• _WHAT YOU HAVE TO DO_: Below is a block of records. Copy every line in it that contains the word "favourites".

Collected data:
☆ ☆ ☆

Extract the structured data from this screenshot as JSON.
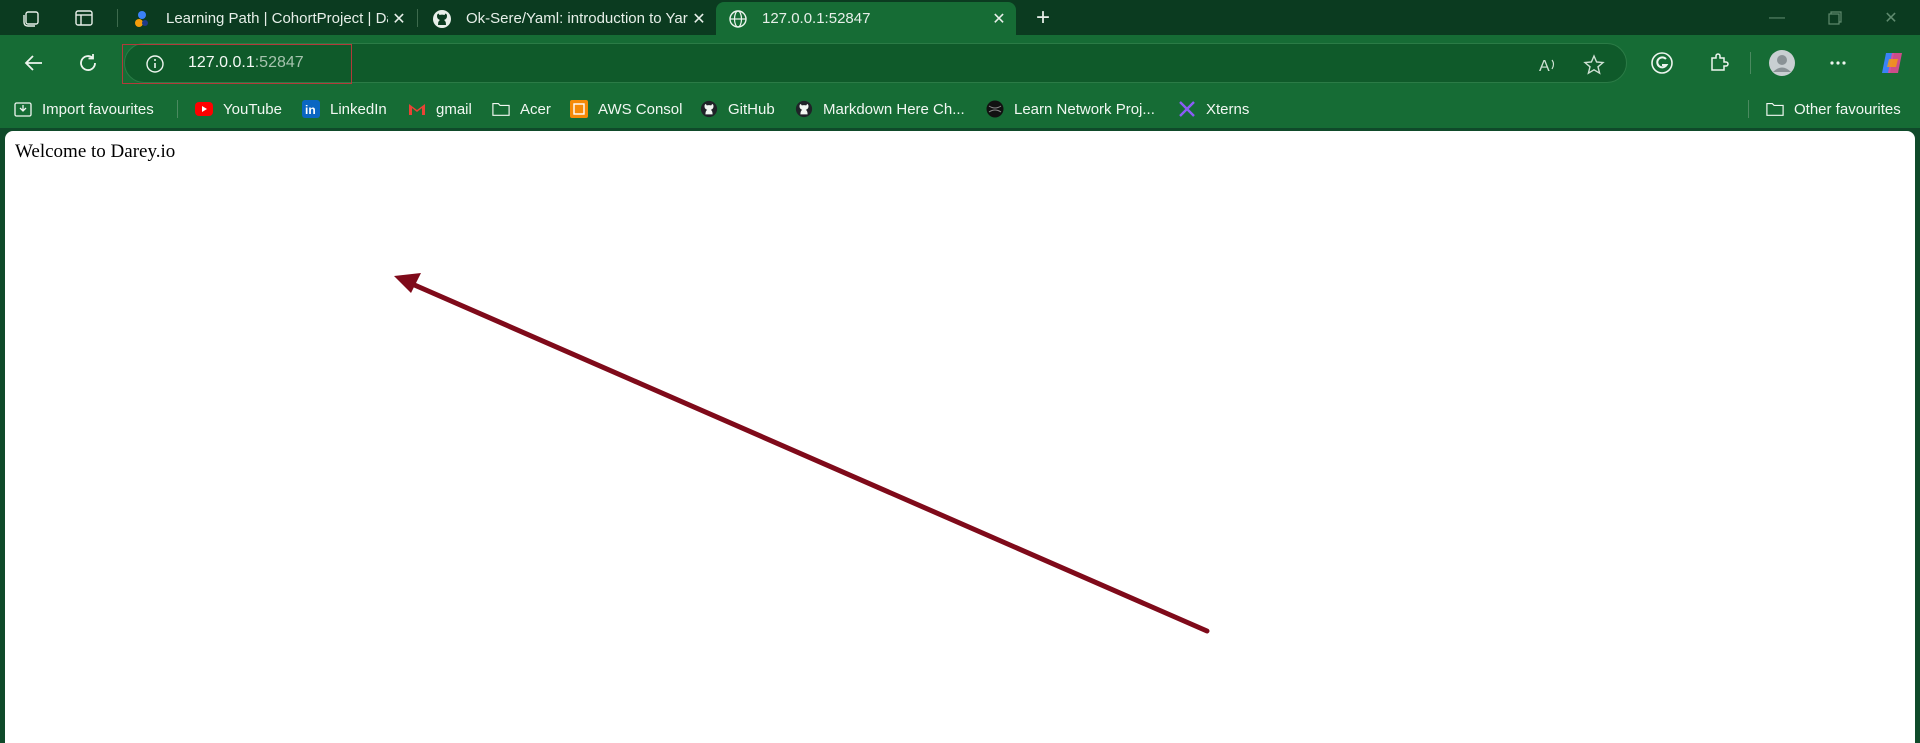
{
  "tabs": [
    {
      "title": "Learning Path | CohortProject | Da",
      "favicon": "darey-icon"
    },
    {
      "title": "Ok-Sere/Yaml: introduction to Yar",
      "favicon": "github-icon"
    },
    {
      "title": "127.0.0.1:52847",
      "favicon": "globe-icon",
      "active": true
    }
  ],
  "address_bar": {
    "host": "127.0.0.1",
    "port": ":52847"
  },
  "bookmarks": [
    {
      "label": "Import favourites",
      "icon": "import-icon"
    },
    {
      "label": "YouTube",
      "icon": "youtube-icon"
    },
    {
      "label": "LinkedIn",
      "icon": "linkedin-icon"
    },
    {
      "label": "gmail",
      "icon": "gmail-icon"
    },
    {
      "label": "Acer",
      "icon": "folder-icon"
    },
    {
      "label": "AWS Consol",
      "icon": "aws-icon"
    },
    {
      "label": "GitHub",
      "icon": "github-icon"
    },
    {
      "label": "Markdown Here Ch...",
      "icon": "github-icon"
    },
    {
      "label": "Learn Network Proj...",
      "icon": "network-icon"
    },
    {
      "label": "Xterns",
      "icon": "xterns-icon"
    }
  ],
  "other_favourites": "Other favourites",
  "page": {
    "text": "Welcome to Darey.io"
  },
  "colors": {
    "frame": "#166c35",
    "tabstrip": "#0b3b20",
    "annotation_arrow": "#7f0a1a"
  }
}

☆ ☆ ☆

• _EXERCISE RESPONSE_:
      "label": "Import favourites",
  "other_favourites": "Other favourites",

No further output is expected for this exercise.